Speaking at an annual conference for Hungarian diplomats, Minister Szijjártó said the government’s primary focus was to ensure Hungary’s security and development amid “Europe’s gravest economic and security challenges of all time”. Szijjártó suggested the government’s measures “will certainly run contrary to the expectations of the international liberal mainstream” and “diplomats need to be prepared to do their work under great international pressure”. “Luckily, we are used to that,” he added. The minister said he expected “especially great pressure” in two areas. One of them is the war in Ukraine, “which is not Hungary’s war”, he said. At the same time, he added that the government condemned the war and supported Ukraine’s territorial integrity and sovereignty. “We are not responsible, and nobody can demand that we pay the price,” he said. “We continue to refuse to participate [in the conflict].” Concerning Ukraine’s “seriously curbing” Hungarian education for ethnic kin, Szijjártó said that the Hungarian government had voiced its concerns but “our allies, our friends, our EU peers would not recognise the problem”. “As long as Ukraine refuses to restore the rights of the Hungarian community, we cannot support its accession talks to be launched with the European Union,” he said. Minister Szijjártó also said communication channels with Russia should be kept open, “or else even the hope for peace will disappear”. Hungary will not terminate its crucial energy agreements, either, he added. Meanwhile, Minister Szijjártó said Hungary had become “a meeting point between Western and Eastern investment”. “Here again, we will face great pressure, because we are not the only country that wants those investments,” he said.
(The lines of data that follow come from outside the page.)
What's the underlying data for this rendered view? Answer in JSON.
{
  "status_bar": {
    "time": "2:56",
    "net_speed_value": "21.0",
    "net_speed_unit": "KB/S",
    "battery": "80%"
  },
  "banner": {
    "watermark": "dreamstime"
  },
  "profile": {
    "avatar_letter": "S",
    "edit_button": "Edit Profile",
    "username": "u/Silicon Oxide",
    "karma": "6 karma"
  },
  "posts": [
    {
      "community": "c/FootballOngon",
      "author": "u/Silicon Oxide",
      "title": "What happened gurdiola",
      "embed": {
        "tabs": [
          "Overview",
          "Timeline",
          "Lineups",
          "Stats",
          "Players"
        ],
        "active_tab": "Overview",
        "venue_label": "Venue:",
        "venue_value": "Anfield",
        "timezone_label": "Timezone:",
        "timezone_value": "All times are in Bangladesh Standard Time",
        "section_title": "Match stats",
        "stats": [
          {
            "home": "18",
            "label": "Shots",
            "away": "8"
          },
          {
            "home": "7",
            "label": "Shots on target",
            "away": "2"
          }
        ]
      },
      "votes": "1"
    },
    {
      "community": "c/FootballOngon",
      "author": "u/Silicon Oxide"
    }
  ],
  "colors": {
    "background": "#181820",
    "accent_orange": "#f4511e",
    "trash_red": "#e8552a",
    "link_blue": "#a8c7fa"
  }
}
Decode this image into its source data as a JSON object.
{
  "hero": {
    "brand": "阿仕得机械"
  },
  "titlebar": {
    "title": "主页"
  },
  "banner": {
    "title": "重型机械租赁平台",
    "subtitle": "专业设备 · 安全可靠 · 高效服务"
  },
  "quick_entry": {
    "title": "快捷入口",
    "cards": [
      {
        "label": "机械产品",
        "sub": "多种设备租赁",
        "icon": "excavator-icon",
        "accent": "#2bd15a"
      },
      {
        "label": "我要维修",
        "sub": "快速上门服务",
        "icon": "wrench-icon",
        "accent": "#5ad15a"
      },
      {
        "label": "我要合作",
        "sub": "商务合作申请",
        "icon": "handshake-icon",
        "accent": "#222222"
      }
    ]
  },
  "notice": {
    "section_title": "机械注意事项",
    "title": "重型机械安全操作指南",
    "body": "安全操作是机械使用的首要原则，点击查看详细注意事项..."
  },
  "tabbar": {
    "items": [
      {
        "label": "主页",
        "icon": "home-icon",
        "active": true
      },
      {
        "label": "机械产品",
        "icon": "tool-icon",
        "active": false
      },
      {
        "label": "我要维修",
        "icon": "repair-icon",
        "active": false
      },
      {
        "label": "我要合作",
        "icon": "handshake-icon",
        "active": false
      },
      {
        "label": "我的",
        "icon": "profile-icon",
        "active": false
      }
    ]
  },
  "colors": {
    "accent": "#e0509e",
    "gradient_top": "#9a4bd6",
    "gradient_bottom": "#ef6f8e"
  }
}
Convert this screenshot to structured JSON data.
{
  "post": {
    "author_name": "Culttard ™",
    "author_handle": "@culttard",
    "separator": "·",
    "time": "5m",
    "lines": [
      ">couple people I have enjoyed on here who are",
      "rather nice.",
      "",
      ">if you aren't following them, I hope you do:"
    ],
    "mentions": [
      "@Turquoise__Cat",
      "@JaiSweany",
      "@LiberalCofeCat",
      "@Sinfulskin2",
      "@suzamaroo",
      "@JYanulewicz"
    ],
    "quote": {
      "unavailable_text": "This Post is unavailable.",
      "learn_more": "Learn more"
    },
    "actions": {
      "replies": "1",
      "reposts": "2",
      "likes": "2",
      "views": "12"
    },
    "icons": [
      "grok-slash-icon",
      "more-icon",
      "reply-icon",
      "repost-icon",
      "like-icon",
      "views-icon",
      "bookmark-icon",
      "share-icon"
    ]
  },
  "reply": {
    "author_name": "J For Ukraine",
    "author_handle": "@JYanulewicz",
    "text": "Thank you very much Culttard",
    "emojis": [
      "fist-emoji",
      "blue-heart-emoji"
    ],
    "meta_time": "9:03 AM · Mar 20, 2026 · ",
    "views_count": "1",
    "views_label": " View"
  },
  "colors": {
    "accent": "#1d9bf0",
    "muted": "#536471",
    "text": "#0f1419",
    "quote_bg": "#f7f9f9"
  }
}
Some countries in Western Europe are also eyeing those projects and “they will say all kinds of things about us … they will say we must stop economic cooperation with China, naturally because they would want … to attract those projects offering jobs to many thousands and tens of thousands of people,” he said.